*** Begin section ***

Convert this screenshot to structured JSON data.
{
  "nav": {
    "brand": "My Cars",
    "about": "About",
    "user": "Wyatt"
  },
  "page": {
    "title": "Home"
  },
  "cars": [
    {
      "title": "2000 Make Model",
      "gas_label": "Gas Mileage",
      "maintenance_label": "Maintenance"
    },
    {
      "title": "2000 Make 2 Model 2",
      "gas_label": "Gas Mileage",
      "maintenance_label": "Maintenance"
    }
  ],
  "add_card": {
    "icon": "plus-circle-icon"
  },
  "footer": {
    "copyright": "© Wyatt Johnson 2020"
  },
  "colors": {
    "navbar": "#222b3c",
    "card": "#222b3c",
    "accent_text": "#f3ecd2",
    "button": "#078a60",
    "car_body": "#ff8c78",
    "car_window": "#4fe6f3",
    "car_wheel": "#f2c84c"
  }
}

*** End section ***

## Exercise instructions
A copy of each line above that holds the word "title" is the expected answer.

## Solution to the problem
    "title": "Home"
      "title": "2000 Make Model",
      "title": "2000 Make 2 Model 2",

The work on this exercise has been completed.